__ASSIGNMENT__
For the listing underneath, give the count of lines containing the string "Business" and nothing further.
..............................
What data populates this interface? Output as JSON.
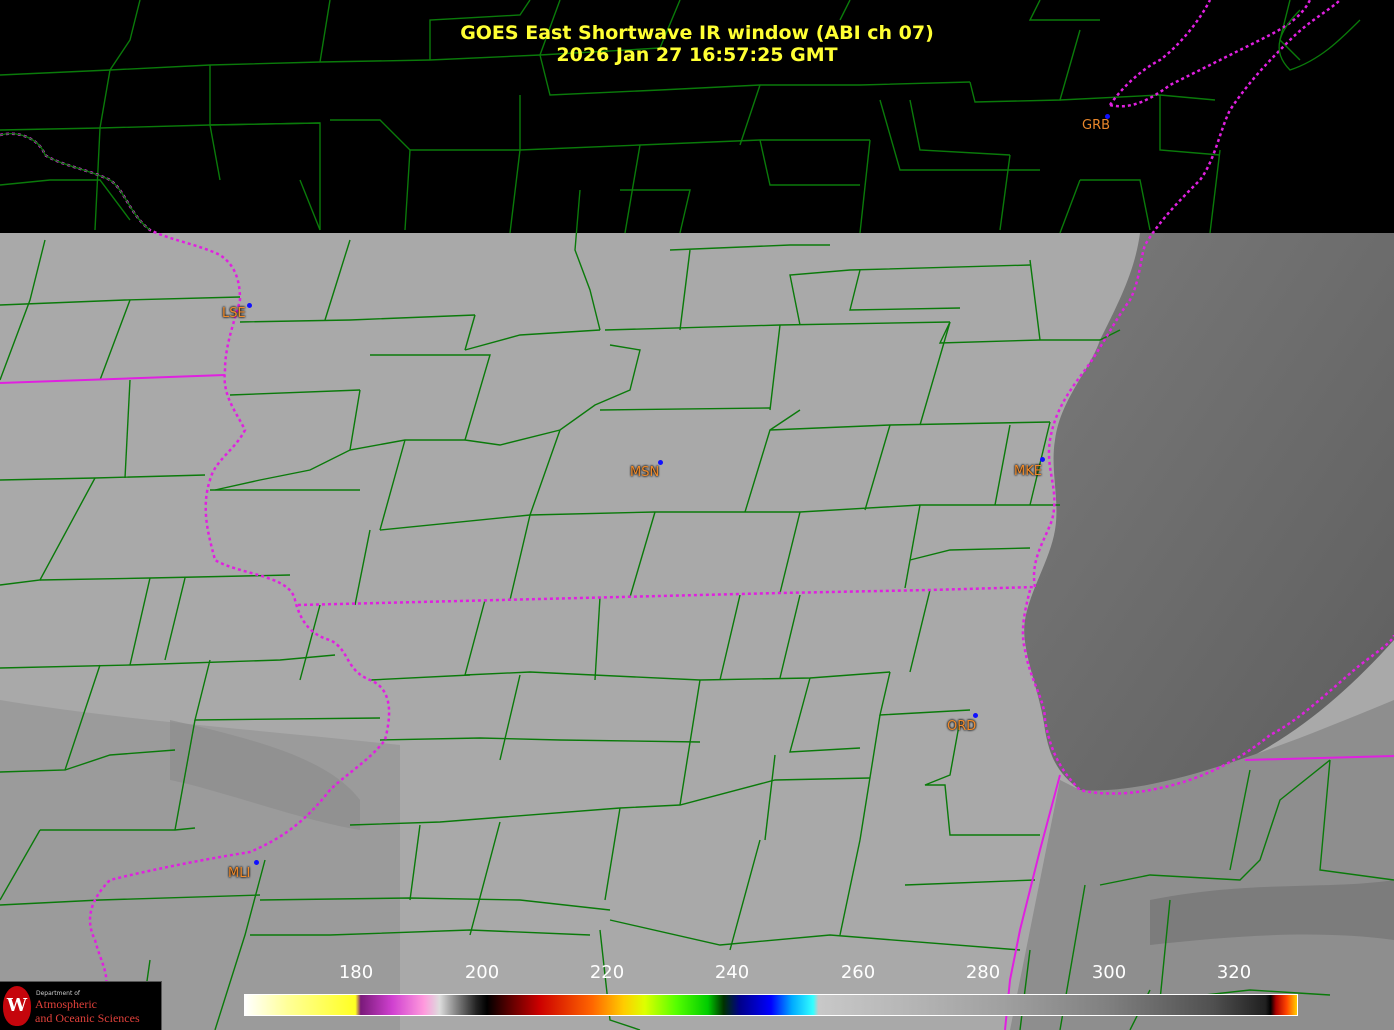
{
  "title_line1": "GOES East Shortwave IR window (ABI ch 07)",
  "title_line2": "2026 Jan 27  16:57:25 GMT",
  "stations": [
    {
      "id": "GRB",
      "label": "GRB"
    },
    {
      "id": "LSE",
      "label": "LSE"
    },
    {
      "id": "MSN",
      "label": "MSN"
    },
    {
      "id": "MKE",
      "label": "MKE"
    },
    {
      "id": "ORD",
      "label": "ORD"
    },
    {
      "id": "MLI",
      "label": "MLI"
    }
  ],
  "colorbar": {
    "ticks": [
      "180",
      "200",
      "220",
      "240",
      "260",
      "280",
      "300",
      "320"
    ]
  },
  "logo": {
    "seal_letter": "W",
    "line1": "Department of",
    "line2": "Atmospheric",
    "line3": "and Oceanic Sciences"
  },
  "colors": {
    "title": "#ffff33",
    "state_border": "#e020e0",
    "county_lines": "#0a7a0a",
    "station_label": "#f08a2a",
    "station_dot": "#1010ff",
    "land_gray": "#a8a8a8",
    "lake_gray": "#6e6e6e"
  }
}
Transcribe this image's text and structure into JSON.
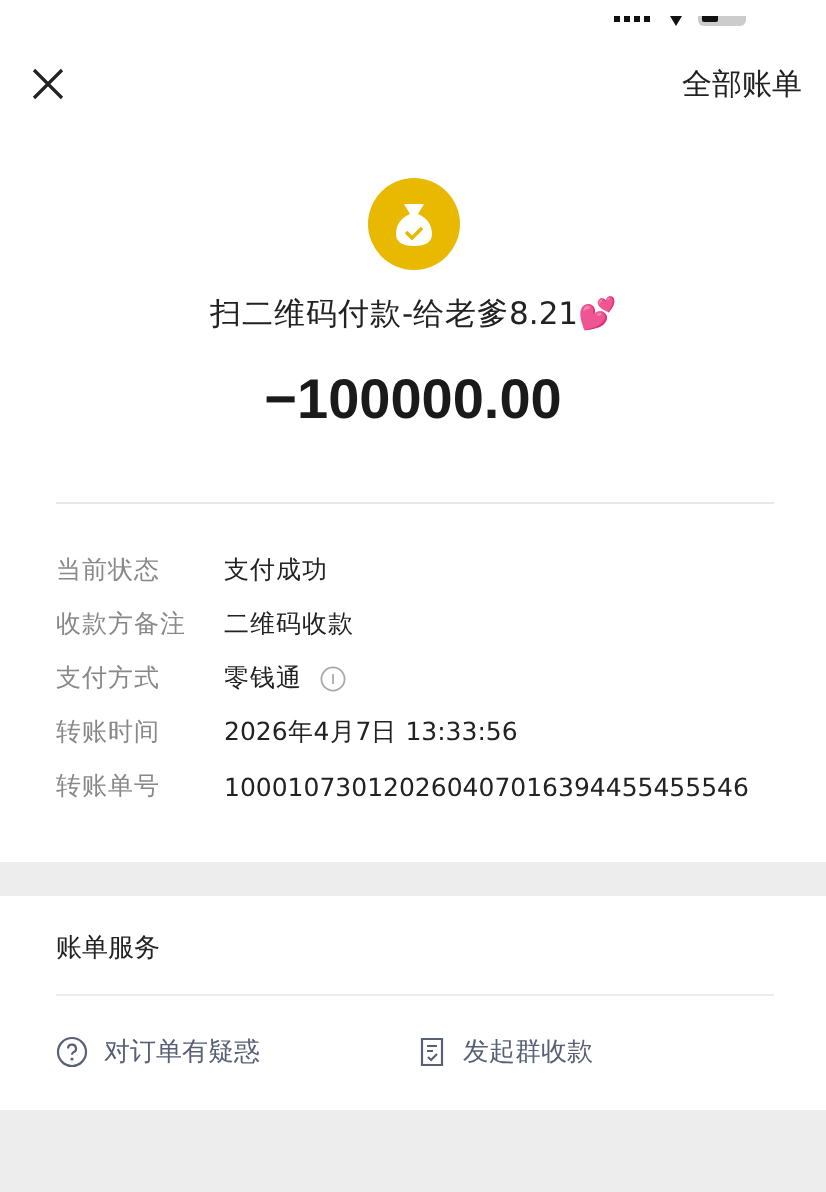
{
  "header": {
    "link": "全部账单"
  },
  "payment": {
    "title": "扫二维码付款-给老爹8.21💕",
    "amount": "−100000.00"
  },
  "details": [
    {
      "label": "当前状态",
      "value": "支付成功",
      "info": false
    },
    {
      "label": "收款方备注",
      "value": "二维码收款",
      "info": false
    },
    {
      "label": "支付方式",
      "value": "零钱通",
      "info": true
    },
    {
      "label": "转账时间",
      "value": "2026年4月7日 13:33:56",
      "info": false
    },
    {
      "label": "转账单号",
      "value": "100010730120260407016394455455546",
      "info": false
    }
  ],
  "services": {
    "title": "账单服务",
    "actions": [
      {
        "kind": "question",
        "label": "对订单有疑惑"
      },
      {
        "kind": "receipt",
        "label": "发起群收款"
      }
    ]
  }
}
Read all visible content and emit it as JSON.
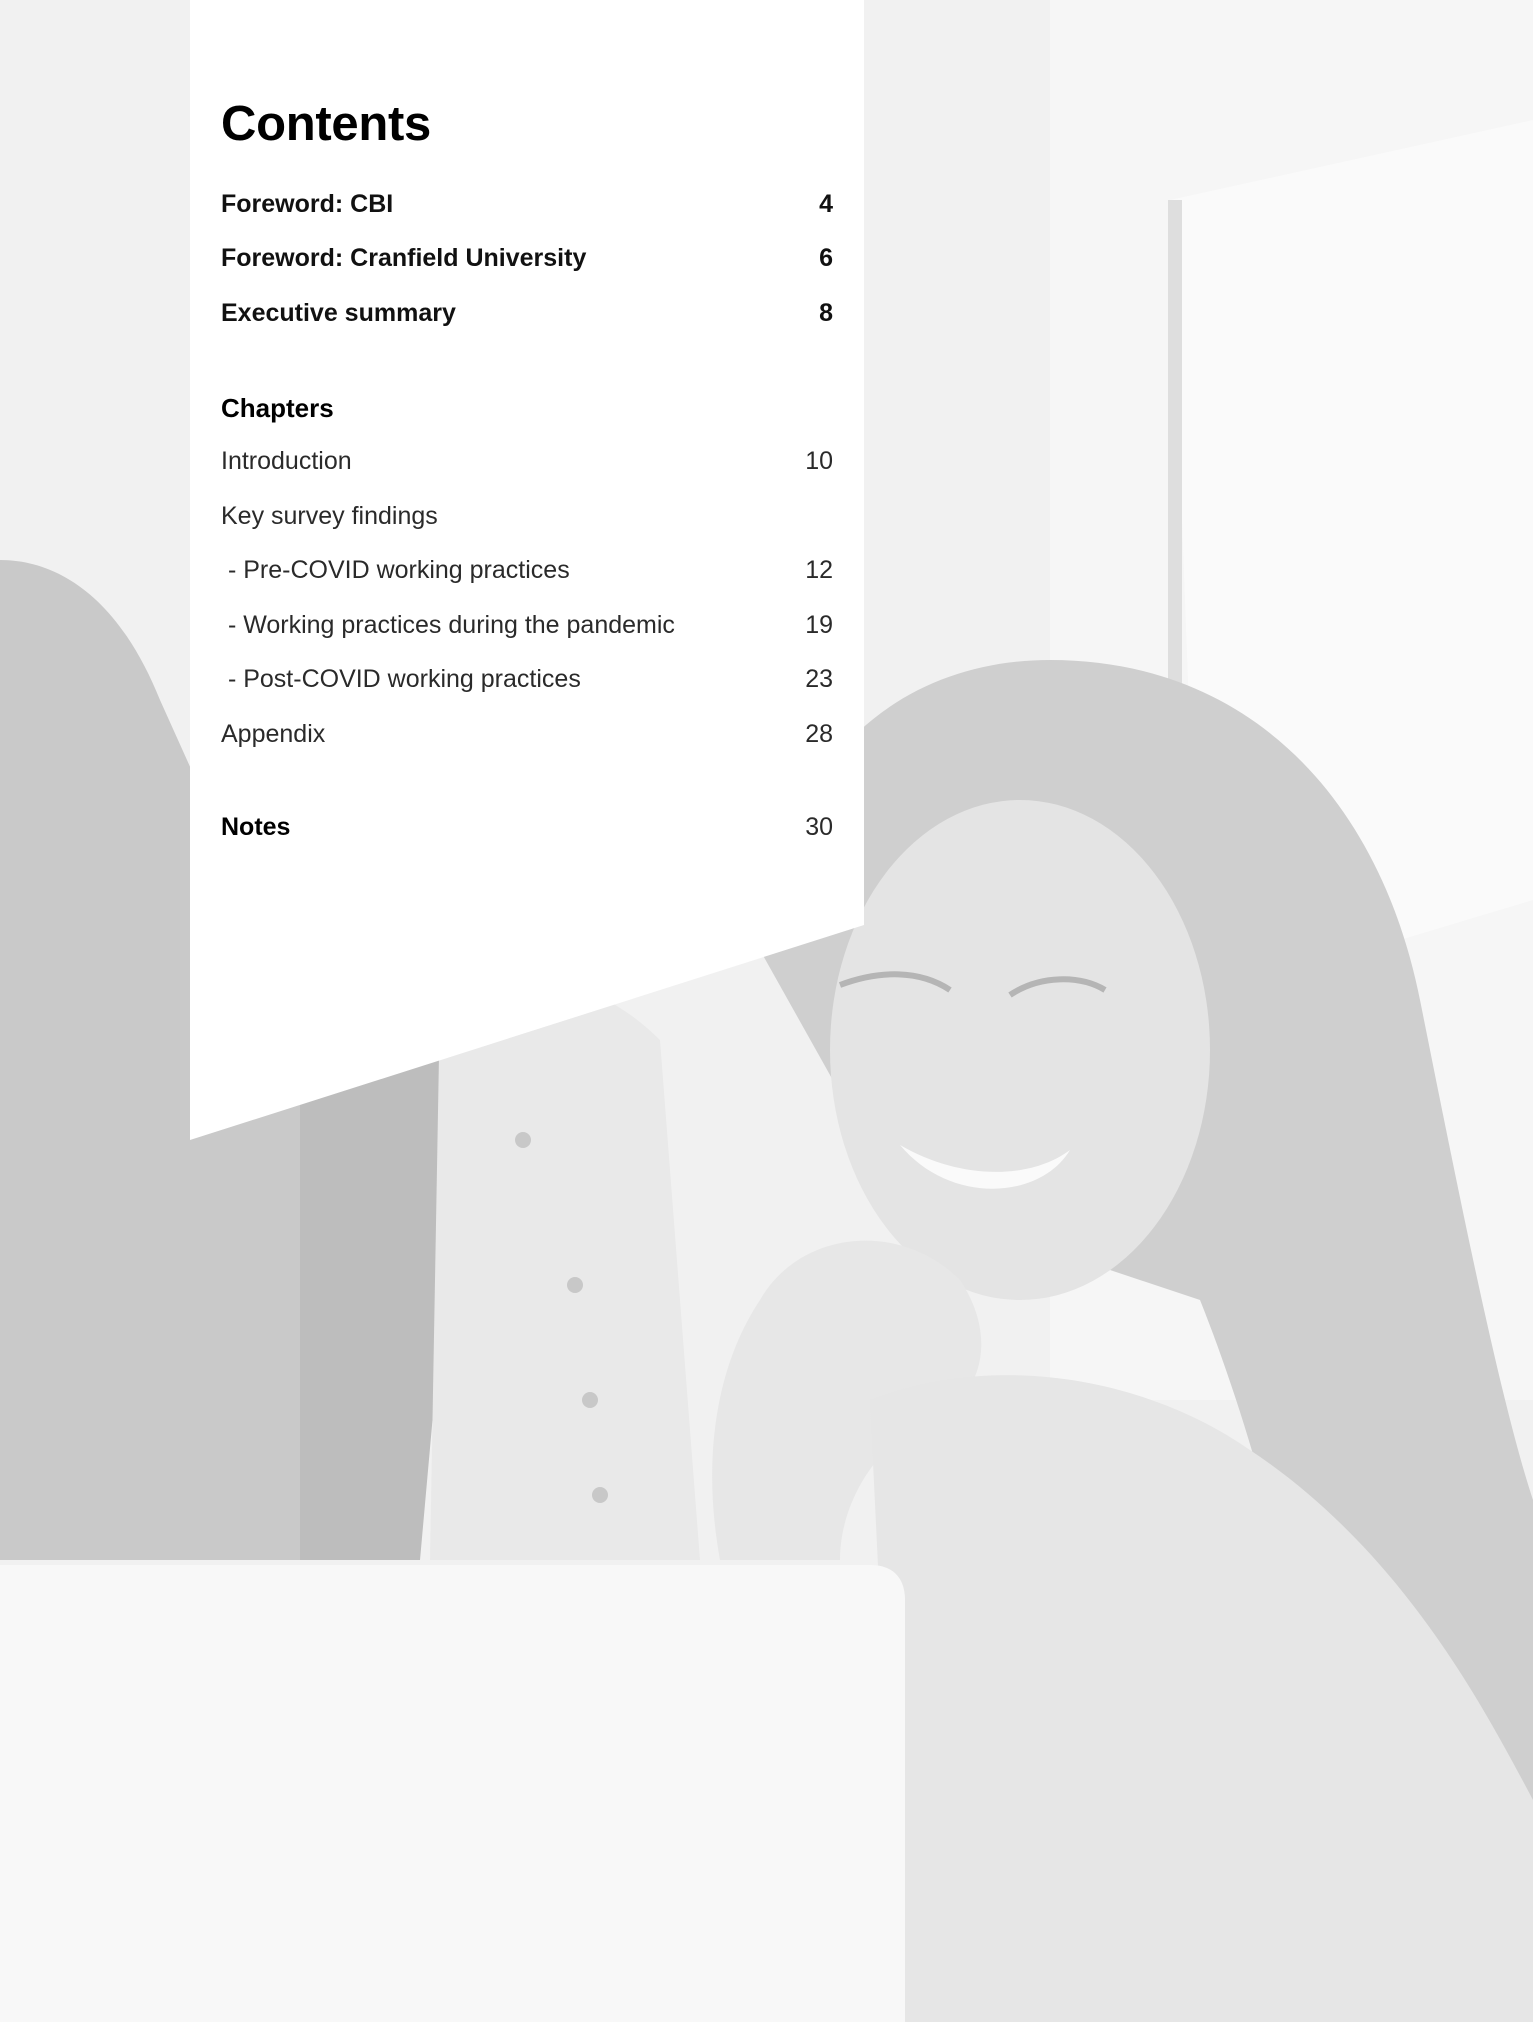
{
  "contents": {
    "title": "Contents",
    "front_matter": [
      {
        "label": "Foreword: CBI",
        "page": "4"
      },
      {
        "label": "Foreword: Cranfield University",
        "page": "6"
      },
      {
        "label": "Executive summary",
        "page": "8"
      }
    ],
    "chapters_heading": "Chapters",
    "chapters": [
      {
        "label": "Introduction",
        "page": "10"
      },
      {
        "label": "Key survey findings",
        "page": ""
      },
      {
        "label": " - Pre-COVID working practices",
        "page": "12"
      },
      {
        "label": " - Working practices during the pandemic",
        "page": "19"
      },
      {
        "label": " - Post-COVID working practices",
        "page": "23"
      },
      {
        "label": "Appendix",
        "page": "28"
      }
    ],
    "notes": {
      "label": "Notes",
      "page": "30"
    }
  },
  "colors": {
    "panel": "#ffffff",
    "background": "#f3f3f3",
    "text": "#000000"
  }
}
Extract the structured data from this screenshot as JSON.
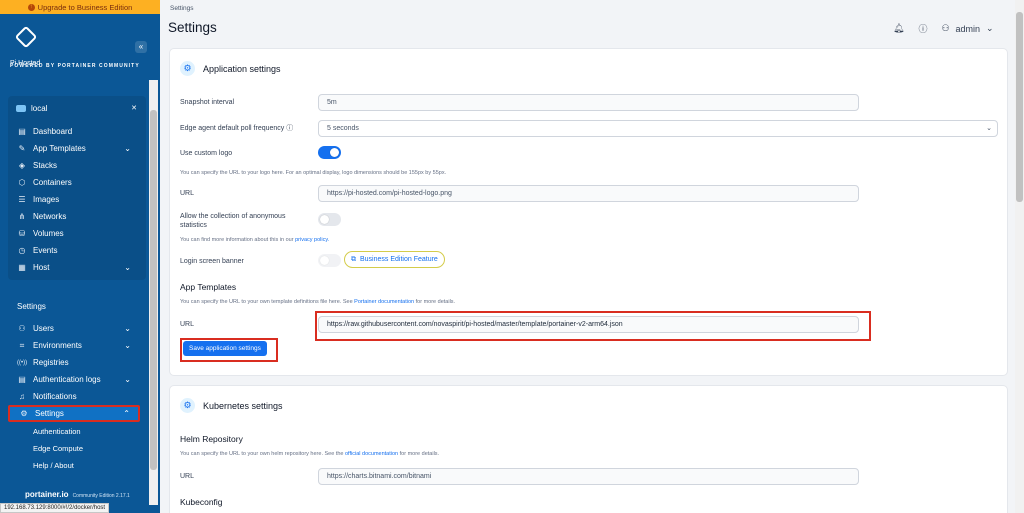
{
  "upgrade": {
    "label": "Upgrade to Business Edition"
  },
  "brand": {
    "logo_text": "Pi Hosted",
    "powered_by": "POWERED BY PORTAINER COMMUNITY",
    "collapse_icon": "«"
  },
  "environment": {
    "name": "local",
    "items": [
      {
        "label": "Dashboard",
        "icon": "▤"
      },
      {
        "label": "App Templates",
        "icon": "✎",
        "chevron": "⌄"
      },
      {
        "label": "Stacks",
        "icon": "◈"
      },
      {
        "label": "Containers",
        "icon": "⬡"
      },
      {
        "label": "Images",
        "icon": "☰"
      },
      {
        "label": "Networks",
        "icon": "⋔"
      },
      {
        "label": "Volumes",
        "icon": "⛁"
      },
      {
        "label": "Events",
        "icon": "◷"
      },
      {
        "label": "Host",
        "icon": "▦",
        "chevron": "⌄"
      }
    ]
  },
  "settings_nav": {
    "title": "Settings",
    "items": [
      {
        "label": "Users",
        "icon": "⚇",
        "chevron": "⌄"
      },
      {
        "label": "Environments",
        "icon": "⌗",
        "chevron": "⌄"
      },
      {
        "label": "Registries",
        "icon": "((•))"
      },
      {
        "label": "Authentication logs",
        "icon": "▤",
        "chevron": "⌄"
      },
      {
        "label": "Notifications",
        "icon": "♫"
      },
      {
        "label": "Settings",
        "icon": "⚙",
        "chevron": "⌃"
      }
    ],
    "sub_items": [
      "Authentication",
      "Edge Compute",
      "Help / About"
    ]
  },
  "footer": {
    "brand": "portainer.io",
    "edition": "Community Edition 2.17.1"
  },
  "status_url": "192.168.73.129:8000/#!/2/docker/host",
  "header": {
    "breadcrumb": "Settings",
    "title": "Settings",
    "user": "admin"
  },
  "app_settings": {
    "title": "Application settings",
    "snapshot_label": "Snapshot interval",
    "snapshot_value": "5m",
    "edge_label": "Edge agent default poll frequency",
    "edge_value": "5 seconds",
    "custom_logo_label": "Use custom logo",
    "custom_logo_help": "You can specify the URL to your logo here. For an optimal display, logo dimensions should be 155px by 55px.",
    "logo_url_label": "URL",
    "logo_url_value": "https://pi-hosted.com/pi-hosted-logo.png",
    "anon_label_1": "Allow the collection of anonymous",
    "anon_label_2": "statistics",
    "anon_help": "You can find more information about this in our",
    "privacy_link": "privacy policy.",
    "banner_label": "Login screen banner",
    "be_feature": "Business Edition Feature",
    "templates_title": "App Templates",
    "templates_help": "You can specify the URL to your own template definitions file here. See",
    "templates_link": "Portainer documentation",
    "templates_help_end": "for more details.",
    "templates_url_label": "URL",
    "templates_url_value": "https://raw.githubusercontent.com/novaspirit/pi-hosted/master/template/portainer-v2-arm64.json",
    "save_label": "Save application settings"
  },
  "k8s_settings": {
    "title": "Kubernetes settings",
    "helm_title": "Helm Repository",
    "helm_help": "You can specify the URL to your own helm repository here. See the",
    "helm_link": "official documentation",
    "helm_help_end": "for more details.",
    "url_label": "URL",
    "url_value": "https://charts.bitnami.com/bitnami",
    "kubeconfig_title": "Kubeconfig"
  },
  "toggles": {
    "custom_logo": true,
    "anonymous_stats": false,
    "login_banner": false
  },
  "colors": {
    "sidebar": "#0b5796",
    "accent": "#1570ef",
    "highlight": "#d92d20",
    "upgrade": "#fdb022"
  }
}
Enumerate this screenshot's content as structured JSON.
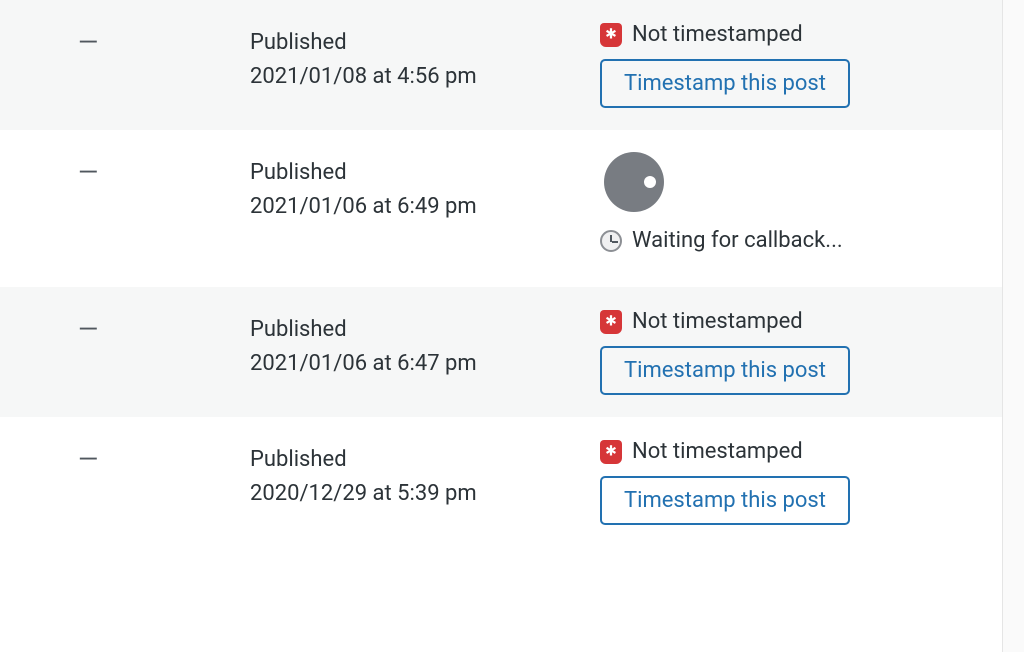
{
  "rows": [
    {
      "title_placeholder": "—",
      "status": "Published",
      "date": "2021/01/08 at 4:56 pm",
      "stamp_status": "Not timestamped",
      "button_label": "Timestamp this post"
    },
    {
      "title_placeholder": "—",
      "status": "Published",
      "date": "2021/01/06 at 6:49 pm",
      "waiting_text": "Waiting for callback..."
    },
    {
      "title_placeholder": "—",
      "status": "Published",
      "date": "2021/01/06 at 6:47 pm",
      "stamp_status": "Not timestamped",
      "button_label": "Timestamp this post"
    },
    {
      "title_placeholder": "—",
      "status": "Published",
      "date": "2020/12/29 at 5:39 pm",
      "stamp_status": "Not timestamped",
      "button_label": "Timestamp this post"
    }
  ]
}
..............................
__YOUR SOLUTION__
2